“If nothing changes, we will start to see gaps over the coming days on lettuce, some salad leaves, cauliflowers, broccoli and citrus fruit—all of which are imported from the continent at this time of year,” a spokesperson for Sainsbury's told The Guardian. "We hope the UK and French governments can come to a mutually agreeable solution that prioritizes the immediate passage of produce and any other food at the ports.”

UK truck border backup
Credit: William Edwards / Getty Images

The French and UK governments did reach an agreement to allow cargo drivers to travel between the two countries, but that is both contingent on giving each driver a COVID-19 test and will take a minute, considering that there are thousands of trucks stuck in a traffic jam, trying to get to the port of Dover and onto ferries into Calais. 

On Wednesday, German airline Lufthansa flew 80 tons of fruit and vegetables into the UK, in an attempt to prevent after-Christmas shortages. The cargo plane was loaded with broccoli, cauliflower, citrus fruits, lettuce, and strawberries, and the airline is already debating whether it will make the Frankfurt to Doncaster Sheffield route a more-frequent thing. (In addition to coronavirus-related traffic snarls, the UK is also trying to negotiate a trade deal with the European Union before its Brexit "transition period" ends on December 31.) 

"[Lufthansa is] examining whether additional special cargo flights can be offered during the next few days," an airline spokesperson told the BBC. “We are also checking if a regular flight might be possible.”

But the biggest problem––the thousands of trucks and cargo vans that are currently parked in Kent––is going to take several days to resolve, and even that generous cargo flight can't compensate for the amount of food that wasn't delivered this week. (The BBC reports that around 10,000 trucks normally travel between Dover and Calais every day during the Christmas period.) 
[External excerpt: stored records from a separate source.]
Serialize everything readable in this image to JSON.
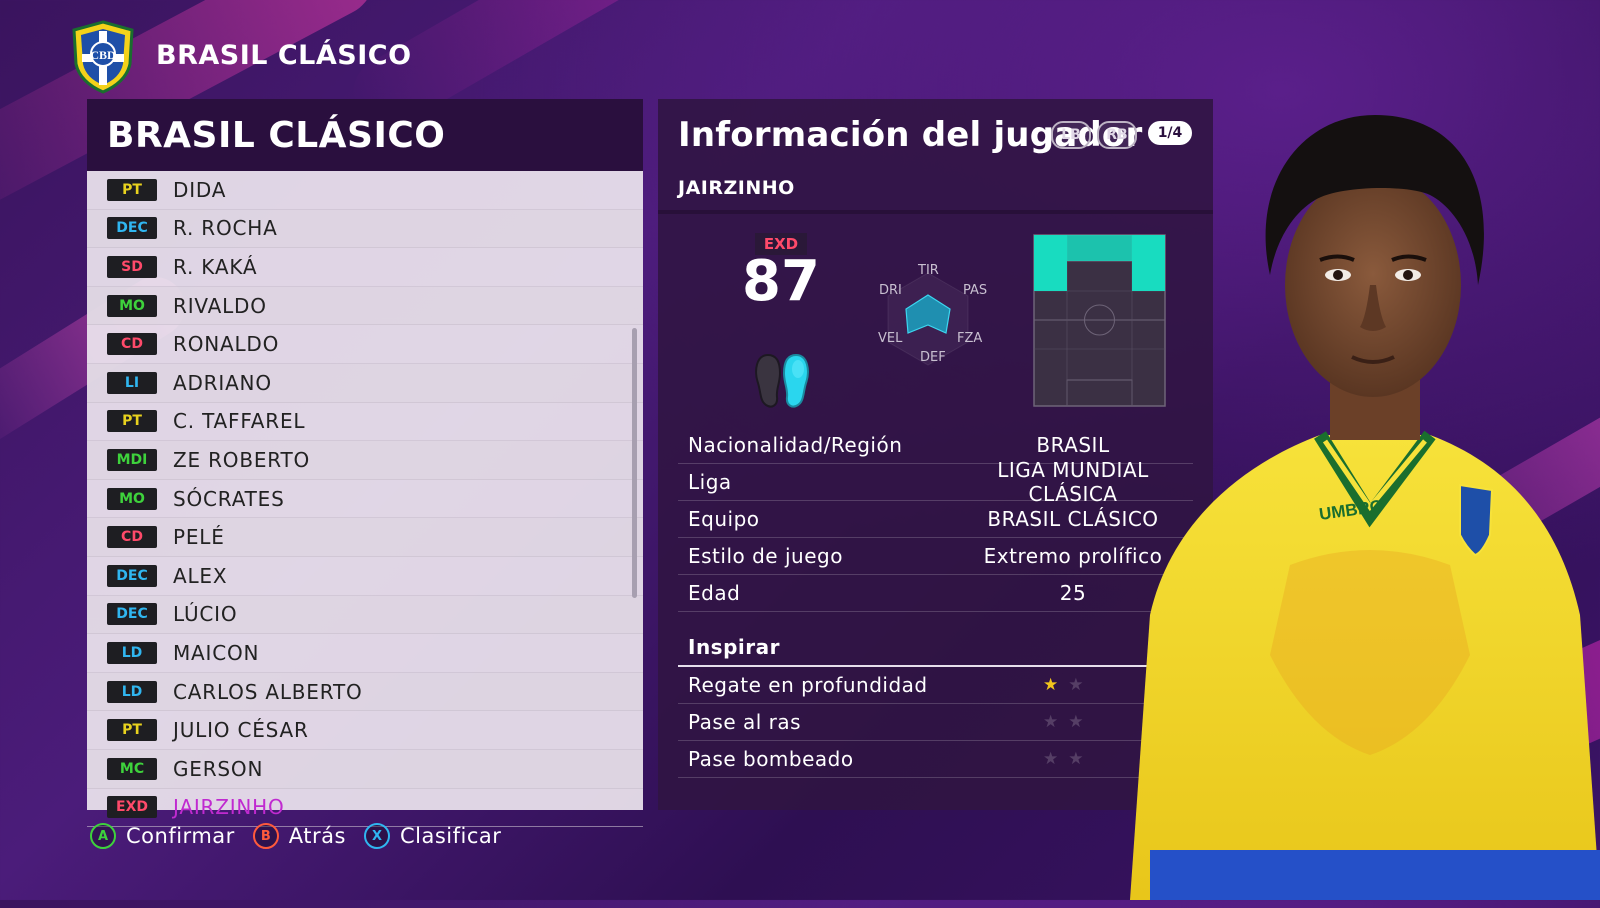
{
  "header": {
    "team_name": "BRASIL CLÁSICO",
    "crest_text": "CBD"
  },
  "roster": {
    "title": "BRASIL CLÁSICO",
    "players": [
      {
        "pos": "PT",
        "name": "DIDA"
      },
      {
        "pos": "DEC",
        "name": "R. ROCHA"
      },
      {
        "pos": "SD",
        "name": "R. KAKÁ"
      },
      {
        "pos": "MO",
        "name": "RIVALDO"
      },
      {
        "pos": "CD",
        "name": "RONALDO"
      },
      {
        "pos": "LI",
        "name": "ADRIANO"
      },
      {
        "pos": "PT",
        "name": "C. TAFFAREL"
      },
      {
        "pos": "MDI",
        "name": "ZE ROBERTO"
      },
      {
        "pos": "MO",
        "name": "SÓCRATES"
      },
      {
        "pos": "CD",
        "name": "PELÉ"
      },
      {
        "pos": "DEC",
        "name": "ALEX"
      },
      {
        "pos": "DEC",
        "name": "LÚCIO"
      },
      {
        "pos": "LD",
        "name": "MAICON"
      },
      {
        "pos": "LD",
        "name": "CARLOS ALBERTO"
      },
      {
        "pos": "PT",
        "name": "JULIO CÉSAR"
      },
      {
        "pos": "MC",
        "name": "GERSON"
      },
      {
        "pos": "EXD",
        "name": "JAIRZINHO"
      }
    ],
    "selected_index": 16
  },
  "buttons": [
    {
      "key": "A",
      "label": "Confirmar",
      "color": "#3ed23c"
    },
    {
      "key": "B",
      "label": "Atrás",
      "color": "#ff5a3c"
    },
    {
      "key": "X",
      "label": "Clasificar",
      "color": "#30b6f0"
    }
  ],
  "player_info": {
    "title": "Información del jugador",
    "lb": "LB",
    "rb": "RB",
    "page": "1/4",
    "name": "JAIRZINHO",
    "position": "EXD",
    "rating": "87",
    "radar_labels": {
      "tir": "TIR",
      "pas": "PAS",
      "fza": "FZA",
      "def": "DEF",
      "vel": "VEL",
      "dri": "DRI"
    },
    "details": [
      {
        "label": "Nacionalidad/Región",
        "value": "BRASIL"
      },
      {
        "label": "Liga",
        "value": "LIGA MUNDIAL CLÁSICA"
      },
      {
        "label": "Equipo",
        "value": "BRASIL CLÁSICO"
      },
      {
        "label": "Estilo de juego",
        "value": "Extremo prolífico"
      },
      {
        "label": "Edad",
        "value": "25"
      }
    ],
    "inspire": {
      "title": "Inspirar",
      "skills": [
        {
          "label": "Regate en profundidad",
          "stars": 1
        },
        {
          "label": "Pase al ras",
          "stars": 0
        },
        {
          "label": "Pase bombeado",
          "stars": 0
        }
      ]
    }
  },
  "colors": {
    "accent_selected": "#c02ad0",
    "gk": "#e8d21e",
    "def": "#30b6f0",
    "mid": "#3ed23c",
    "fwd": "#ff4a6a",
    "pitch_zone": "#18dcc0",
    "radar_fill": "#1f8fb0"
  }
}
“It is good news for consumers as the French borders have now reopened, however it is essential that lorries get moving across the border as quickly as possible," Andrew Opie, the director of food and sustainability at the British Retail Consortium, told The Guardian. "Until the backlog is cleared and supply chains return to normal, we anticipate issues with the availability of some fresh goods." 

It sounds like there might be a few rather unconventional New Year's Eve menus this year––which is completely on-brand for 2020.